◆ **Problem statement**:
Work out how many lines of the entries have the word "icons" in them. Respond with that number only.

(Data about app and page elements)
--- --- ---
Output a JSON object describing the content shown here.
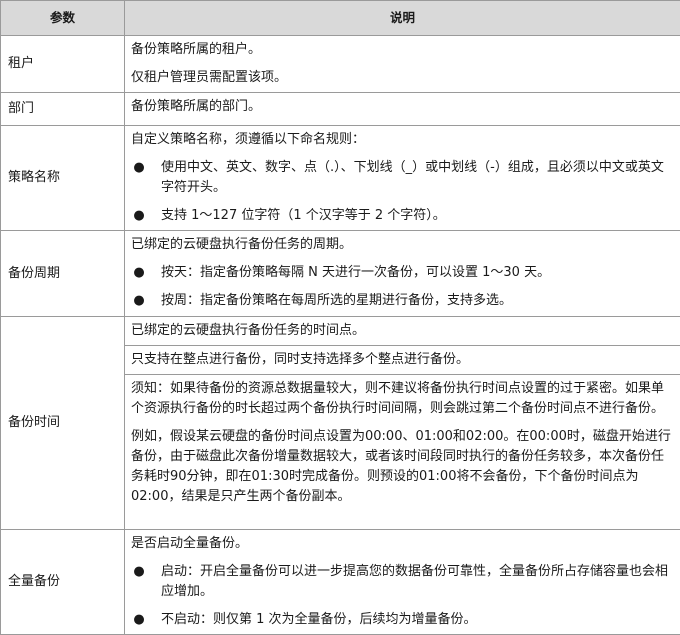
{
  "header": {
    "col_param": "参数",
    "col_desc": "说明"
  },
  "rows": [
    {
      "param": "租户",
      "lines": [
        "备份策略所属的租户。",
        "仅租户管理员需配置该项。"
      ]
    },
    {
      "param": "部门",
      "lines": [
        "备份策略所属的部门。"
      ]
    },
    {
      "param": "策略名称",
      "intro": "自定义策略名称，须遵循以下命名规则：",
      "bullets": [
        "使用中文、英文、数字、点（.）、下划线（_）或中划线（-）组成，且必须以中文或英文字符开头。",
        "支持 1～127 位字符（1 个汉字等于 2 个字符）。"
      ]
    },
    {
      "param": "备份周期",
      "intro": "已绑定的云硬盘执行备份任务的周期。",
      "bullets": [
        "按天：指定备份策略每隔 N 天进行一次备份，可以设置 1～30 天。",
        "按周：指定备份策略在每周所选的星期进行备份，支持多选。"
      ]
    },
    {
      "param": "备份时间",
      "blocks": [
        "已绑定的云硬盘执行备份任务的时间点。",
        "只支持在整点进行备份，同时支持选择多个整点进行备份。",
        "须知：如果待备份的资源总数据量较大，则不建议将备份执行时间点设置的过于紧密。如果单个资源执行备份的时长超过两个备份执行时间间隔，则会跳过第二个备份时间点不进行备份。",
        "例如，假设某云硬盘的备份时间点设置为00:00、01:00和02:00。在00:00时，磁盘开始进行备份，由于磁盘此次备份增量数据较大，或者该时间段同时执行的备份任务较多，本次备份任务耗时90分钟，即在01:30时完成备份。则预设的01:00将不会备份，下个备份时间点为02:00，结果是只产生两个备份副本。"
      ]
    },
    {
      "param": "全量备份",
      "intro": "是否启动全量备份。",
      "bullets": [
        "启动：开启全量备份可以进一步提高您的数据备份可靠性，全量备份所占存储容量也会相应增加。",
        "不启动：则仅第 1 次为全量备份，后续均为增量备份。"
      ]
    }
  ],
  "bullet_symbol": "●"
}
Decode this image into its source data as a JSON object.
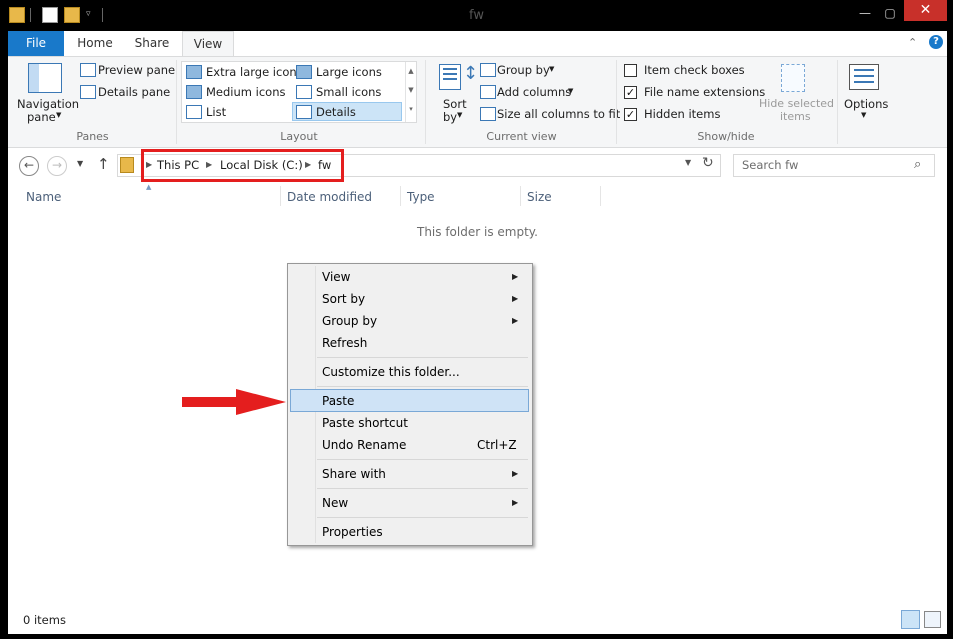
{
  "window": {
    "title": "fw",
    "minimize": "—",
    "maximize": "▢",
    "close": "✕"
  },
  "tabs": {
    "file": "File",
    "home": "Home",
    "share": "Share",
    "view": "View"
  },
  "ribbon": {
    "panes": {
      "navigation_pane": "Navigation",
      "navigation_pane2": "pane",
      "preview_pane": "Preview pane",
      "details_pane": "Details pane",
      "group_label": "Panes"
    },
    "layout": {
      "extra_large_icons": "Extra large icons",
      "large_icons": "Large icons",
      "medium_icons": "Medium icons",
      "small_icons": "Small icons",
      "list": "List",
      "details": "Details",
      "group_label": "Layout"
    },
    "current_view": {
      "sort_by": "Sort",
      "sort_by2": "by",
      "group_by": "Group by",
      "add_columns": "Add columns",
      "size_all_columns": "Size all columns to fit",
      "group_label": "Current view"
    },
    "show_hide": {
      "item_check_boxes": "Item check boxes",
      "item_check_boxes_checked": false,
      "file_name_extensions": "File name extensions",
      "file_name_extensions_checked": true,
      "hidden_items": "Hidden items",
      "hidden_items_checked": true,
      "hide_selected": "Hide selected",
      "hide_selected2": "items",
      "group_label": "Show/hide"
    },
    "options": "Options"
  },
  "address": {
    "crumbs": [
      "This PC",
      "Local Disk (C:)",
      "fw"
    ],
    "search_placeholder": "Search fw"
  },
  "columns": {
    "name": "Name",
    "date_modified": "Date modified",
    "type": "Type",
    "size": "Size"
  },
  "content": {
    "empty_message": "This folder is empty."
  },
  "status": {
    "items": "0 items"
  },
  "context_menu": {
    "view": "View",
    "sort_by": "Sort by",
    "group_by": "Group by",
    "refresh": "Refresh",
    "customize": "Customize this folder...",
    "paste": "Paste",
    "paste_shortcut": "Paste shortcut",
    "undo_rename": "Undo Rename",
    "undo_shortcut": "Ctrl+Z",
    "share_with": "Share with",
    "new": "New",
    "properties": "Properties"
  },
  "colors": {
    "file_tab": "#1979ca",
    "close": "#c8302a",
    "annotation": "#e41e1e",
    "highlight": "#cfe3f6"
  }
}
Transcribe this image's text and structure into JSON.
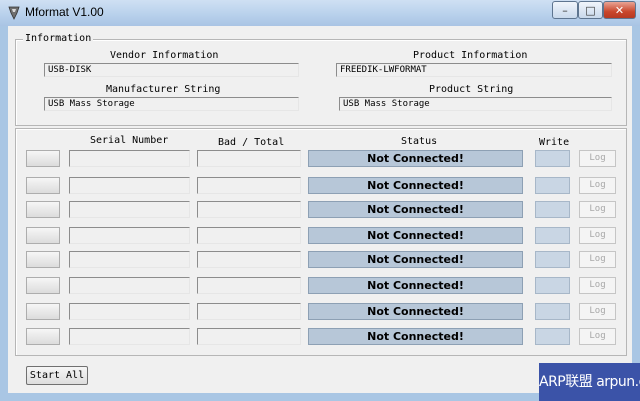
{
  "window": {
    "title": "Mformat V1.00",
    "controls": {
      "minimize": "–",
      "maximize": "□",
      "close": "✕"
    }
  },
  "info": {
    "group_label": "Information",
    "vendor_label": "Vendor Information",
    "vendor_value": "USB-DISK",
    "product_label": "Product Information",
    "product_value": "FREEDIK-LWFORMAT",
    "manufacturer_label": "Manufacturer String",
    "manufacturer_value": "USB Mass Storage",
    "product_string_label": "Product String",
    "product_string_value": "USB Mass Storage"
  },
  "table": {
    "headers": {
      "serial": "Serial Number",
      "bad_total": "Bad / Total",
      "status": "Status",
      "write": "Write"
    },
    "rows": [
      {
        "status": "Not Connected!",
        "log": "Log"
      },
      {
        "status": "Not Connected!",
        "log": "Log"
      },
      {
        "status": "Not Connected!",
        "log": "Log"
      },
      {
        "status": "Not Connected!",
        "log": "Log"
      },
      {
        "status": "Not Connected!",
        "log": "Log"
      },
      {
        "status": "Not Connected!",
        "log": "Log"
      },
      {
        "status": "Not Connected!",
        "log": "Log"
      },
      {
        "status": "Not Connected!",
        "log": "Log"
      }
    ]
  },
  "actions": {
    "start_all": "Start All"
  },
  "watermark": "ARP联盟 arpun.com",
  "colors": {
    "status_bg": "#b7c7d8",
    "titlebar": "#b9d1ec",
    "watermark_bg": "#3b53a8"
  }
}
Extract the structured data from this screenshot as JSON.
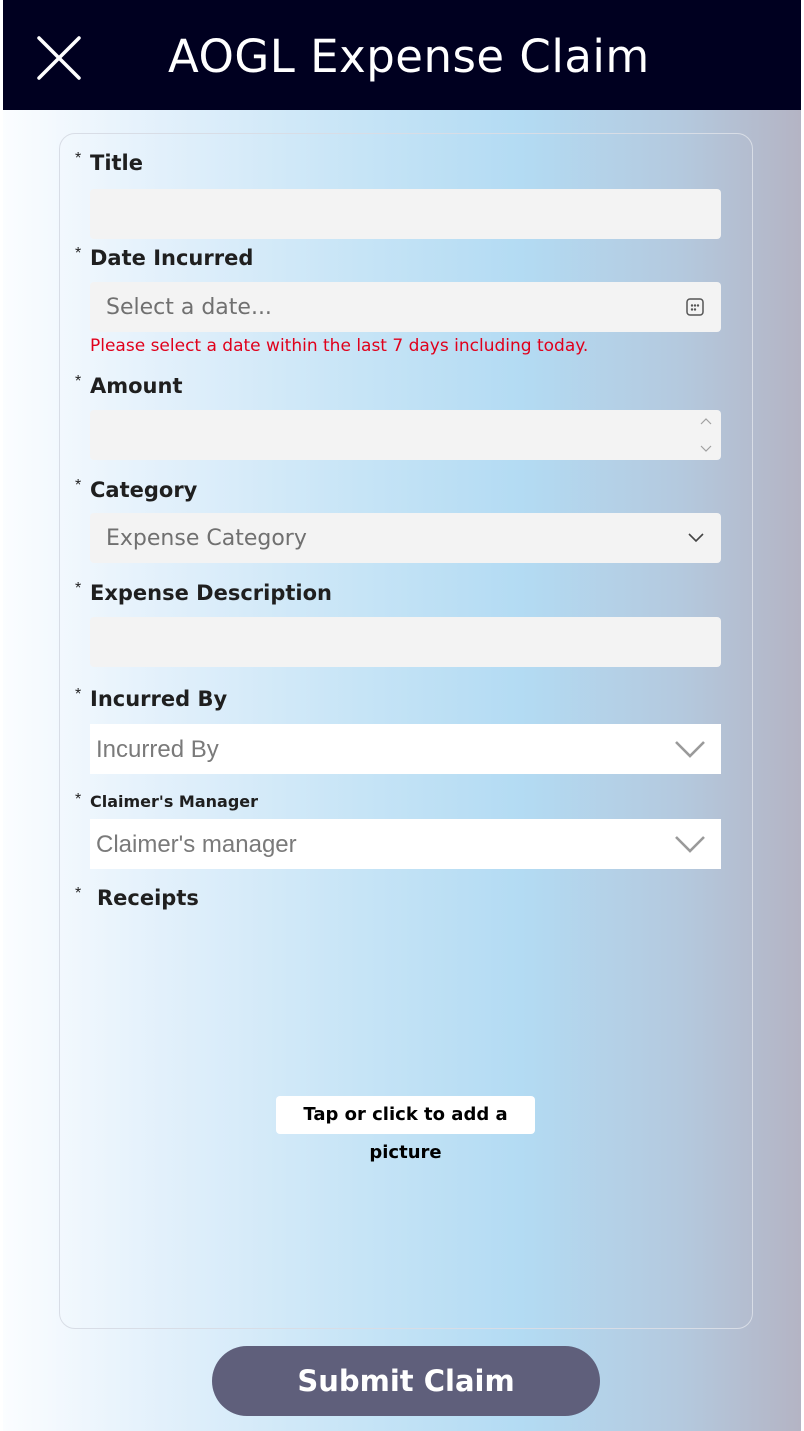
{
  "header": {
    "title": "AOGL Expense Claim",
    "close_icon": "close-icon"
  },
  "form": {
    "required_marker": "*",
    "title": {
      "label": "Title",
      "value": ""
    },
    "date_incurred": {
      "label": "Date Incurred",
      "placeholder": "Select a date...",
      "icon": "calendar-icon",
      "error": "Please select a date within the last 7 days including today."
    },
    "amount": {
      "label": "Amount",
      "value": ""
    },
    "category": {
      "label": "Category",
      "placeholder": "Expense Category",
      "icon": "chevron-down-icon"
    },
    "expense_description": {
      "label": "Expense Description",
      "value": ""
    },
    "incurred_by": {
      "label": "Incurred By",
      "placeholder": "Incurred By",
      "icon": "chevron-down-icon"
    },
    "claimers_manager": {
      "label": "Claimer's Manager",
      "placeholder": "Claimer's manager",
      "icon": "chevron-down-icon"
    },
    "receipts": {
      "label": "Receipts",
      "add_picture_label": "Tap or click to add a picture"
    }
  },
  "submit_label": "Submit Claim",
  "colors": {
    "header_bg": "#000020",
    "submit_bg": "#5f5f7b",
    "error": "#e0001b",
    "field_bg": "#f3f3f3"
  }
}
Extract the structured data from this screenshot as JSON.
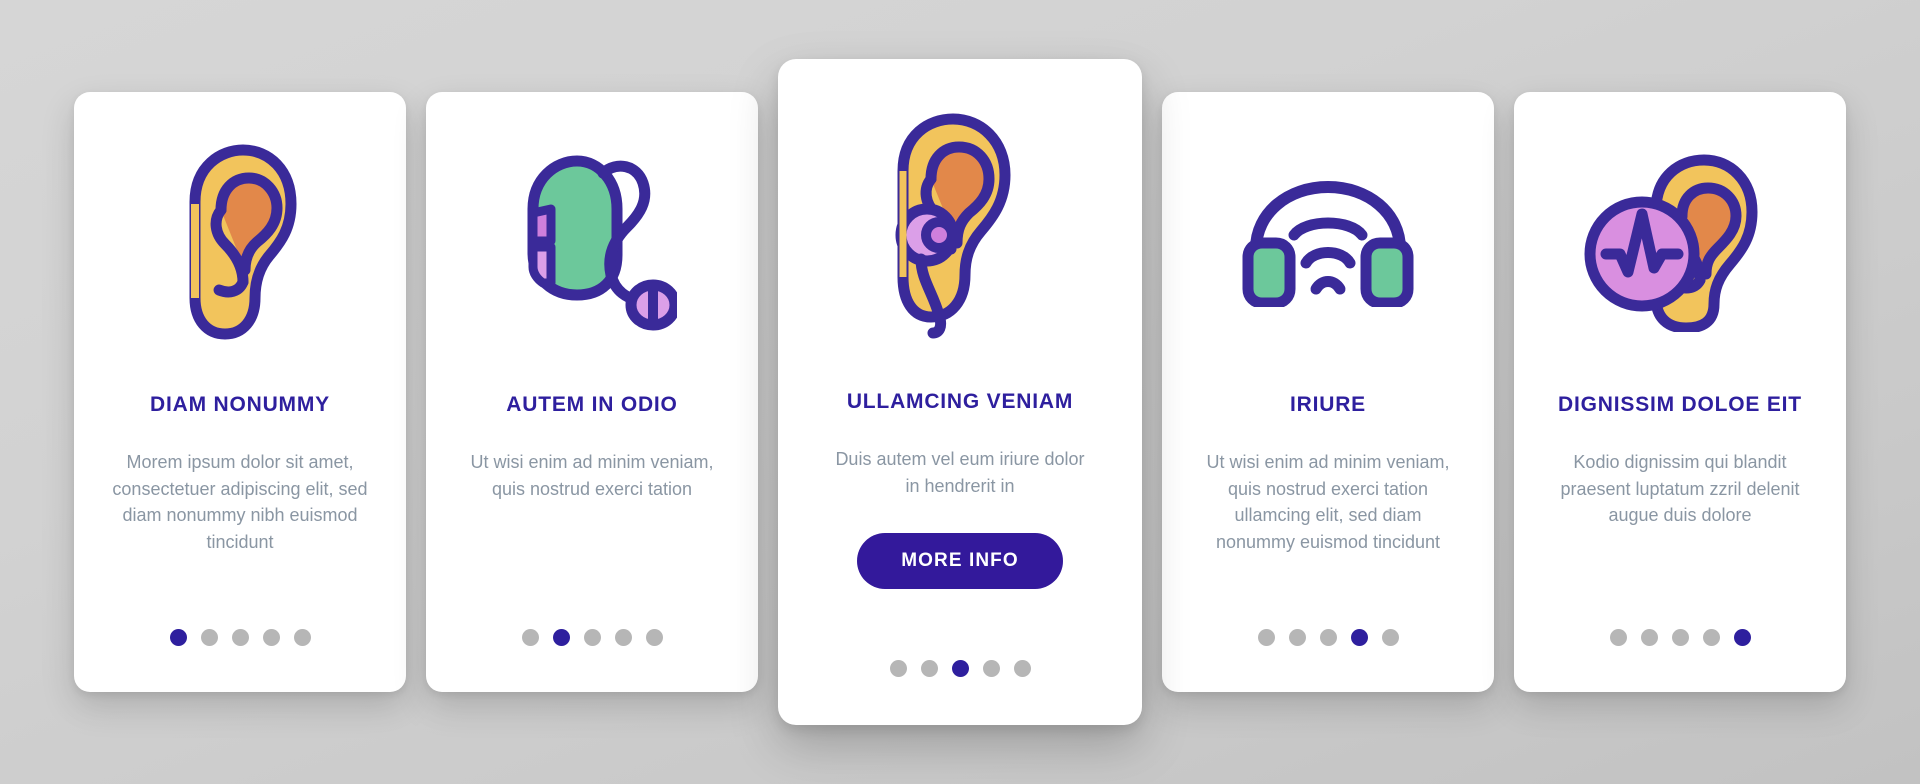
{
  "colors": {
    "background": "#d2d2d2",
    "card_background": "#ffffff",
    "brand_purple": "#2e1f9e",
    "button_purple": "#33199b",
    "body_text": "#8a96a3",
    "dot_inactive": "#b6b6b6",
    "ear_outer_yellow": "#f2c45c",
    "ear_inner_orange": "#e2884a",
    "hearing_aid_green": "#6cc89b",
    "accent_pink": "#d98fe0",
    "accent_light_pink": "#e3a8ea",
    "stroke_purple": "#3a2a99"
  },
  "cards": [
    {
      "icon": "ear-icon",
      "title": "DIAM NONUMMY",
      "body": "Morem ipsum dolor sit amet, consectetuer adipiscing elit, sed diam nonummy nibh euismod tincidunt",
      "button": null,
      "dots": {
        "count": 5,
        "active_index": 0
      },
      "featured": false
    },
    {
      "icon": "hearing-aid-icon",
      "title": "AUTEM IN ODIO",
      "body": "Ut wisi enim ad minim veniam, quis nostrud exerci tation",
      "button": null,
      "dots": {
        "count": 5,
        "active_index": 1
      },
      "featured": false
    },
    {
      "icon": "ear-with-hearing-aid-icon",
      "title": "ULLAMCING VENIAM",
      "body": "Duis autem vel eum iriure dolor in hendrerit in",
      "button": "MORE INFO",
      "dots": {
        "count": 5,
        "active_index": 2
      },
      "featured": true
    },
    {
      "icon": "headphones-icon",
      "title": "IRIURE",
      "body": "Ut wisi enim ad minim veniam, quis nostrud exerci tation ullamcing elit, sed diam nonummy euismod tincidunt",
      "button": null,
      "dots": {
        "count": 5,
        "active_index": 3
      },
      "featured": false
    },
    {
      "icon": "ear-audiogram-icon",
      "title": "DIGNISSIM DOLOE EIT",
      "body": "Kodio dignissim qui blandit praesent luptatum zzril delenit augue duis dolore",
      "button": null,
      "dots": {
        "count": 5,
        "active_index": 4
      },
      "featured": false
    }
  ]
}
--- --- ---
◆ **Exercise output**:
4